Every grower desires optimal yields of massive buds from their marijuana plants. Fungus gnats are a factor that can damage this outcome. However there are numerous ways to protect your weed from this pest.
Growing cannabis is an incredibly rewarding and therapeutic activity; it could even be called an art form. However, like everything in life, it does not come without its trials and tribulations. One of these challenges is the pesky fungus gnat. These minute critters are no bigger than two millimeters in length, but don't let their size deceive you. They are capable of pumping out two hundred eggs per week, and their primary target is the bottom of your marijuana plants. This location also happens to be home to one of the most important aspects of weed anatomy, the root system responsible for mineral extraction and water absorption. Therefore it is easy to see how this mischievous invader could trigger some pretty big problems.
Why Are Fungus Gnats Attacking Your Marijuana Plants?
Adult fungus gnats live to breed and their preferred conditions to lay the eggs of their offspring is in warm and wet topsoil. Fungus gnats earned their title because they feed and thrive off of a fungal diet, and these conditions really promote fungal growth. Once the eggs hatch and the larvae come forth, they begin to feed and this isn't just limited to fungi and decaying organic matter, they will ingest a fair share of your plants roots too.
Once enough of the root system has been chomped away, symptoms such as problems in the leaves and slow and abnormal growth can occur. The worst outcome from a fungus gnats infestation is the death of one or all of your cannabis plants.
Fungus gnats also start to clog the drainage of the soil with their droppings. This then becomes somewhat of a viscious cycle, as it starts to conjure a wetter environment, which prompts more fungal growth, which supplies the fungus gnats with more food to grow and multiply.
Diagnosing A Fungus Gnat Invasion
An obvious sign of an infestation is seeing fungus gnats buzzing around your precious weed plants or crawling through the soil in which they live. However, due to their tiny size this can be easy to miss until it is too late and problems start to take effect. Other signs to seriously look out for are pale leaves, brown edges on leaves and dark spots that occur on leaves. Other signs include leaf drooping, twisting and yellowing. Whole plant symptoms include stunted bud growth, slowed root growth and overall wilting.
Prevention is better than a cure. This is because such measures can protect your marijuana plants from ever having an infestation to begin with, saving you the time and money of dealing with fungus gnats once they are in place.
One solid way to to ensure these buggers do not begin colonizing your weed plants' soil is to really pay attention to the amount of water you give them and how regularly you water them. Too much water will create the perfect, moist breeding ground to fungus growth, thus fungus gnats attacks. It is advisable to always let the top inch of the soil become dry before once again watering your plants. In doing so, you will avoid creating this negative environment.

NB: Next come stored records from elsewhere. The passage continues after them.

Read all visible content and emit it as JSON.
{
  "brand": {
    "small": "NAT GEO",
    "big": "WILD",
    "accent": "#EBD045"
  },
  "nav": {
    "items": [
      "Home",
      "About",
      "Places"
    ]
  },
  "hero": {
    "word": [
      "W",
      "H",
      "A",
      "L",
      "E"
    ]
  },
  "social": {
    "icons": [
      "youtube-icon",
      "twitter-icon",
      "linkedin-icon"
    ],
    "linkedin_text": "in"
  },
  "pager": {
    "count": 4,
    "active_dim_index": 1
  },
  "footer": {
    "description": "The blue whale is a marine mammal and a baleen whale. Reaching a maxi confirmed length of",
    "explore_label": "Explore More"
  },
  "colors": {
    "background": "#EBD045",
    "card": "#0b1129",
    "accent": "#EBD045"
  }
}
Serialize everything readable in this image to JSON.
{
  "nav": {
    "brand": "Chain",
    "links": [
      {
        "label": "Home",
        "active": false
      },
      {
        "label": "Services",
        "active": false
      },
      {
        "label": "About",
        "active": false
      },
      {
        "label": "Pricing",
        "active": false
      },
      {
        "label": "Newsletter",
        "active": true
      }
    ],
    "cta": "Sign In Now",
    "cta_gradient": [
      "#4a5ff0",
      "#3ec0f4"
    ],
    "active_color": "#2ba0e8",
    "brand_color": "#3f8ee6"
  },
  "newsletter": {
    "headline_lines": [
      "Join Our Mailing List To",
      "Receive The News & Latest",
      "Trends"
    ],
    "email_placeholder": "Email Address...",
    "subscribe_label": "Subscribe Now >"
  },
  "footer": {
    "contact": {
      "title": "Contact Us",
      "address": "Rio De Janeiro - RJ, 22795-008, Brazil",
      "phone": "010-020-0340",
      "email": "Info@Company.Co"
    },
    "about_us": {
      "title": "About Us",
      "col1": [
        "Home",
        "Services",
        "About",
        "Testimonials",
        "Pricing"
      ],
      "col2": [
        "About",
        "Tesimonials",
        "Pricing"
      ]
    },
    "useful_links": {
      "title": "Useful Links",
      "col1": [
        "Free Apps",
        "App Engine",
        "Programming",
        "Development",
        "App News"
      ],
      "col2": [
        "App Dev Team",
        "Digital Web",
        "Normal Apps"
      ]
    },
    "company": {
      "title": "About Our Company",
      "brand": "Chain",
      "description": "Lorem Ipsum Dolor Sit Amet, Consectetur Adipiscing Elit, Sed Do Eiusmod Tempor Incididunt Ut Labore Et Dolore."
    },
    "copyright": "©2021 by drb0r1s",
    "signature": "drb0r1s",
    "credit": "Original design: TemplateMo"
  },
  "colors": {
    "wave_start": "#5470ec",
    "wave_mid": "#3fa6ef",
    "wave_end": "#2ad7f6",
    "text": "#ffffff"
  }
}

Placing a protective sheet over the growing media, such as a cloth, is a good way to defend against egg laying. Other obvious safeguards include keeping windows, netting and screens closed as much as possible.
If you are growing marijuana outdoors, you have much less control over the conditions when compared to an artificial indoor environment. However there are numerous ways to prevent fungus gnats from munching on your crop. One option is to sterilize your potting soil to make sure no pesky eggs are laying in wait. Some growers go so far as to employ predatory insects to annihilate those that are preying on your weed. Planting garlic and onions in close proximity to your plants can form a defensive shield that wards off predators also. For more tips on protecting your outdoor cannabis crops, see The Basics of Cannabis Outdoor Growing.
What To Do When Infestations Take Place
Inspect your weed plants daily. As well as taking time to witness their beautiful aesthetics and aromas, take a quick check to identify any possible fungus gnats symptoms. The sooner you find out they are there, the faster you can remedy the problem.
If you are unlucky enough to find an invasion has taken place there are multiple ways to deal with the problem. First things first, place yellow sticky cards within the growing area. The bright color of these tools will attract flying gnats and then trap them within the glue present on the cards. This will help to pull down the total numbers of fungus gnats attacking your marijuana, and will also be a helpful technique to observe just how severe the situation is.
Secondly, as discussed, analyze your watering methods. Cease watering your plants until the top soil has dried out. This will bring down the amount of fungus in your soil and starve the larvae. To speed up the drying process direct a light fan at the topsoil.
Applying neem oil to your soil is a good way to tackle the problem. It has been shown to be very effective at clearing fungus gnats and other pests that might be lingering. Sprinkling food grade diatomaceous earth onto your soil will help too, as it is a natural and organic insect killer derived from fossilized shells.
Certain bacteria can be introduced to the soil in order to destroy invading fungus gnats. However some of these methods will actually damage the beneficial microbes within your soil which will take time to grow back. For this reason it is best to use gentler means, such as an organic version of Bacillus thuringiensis.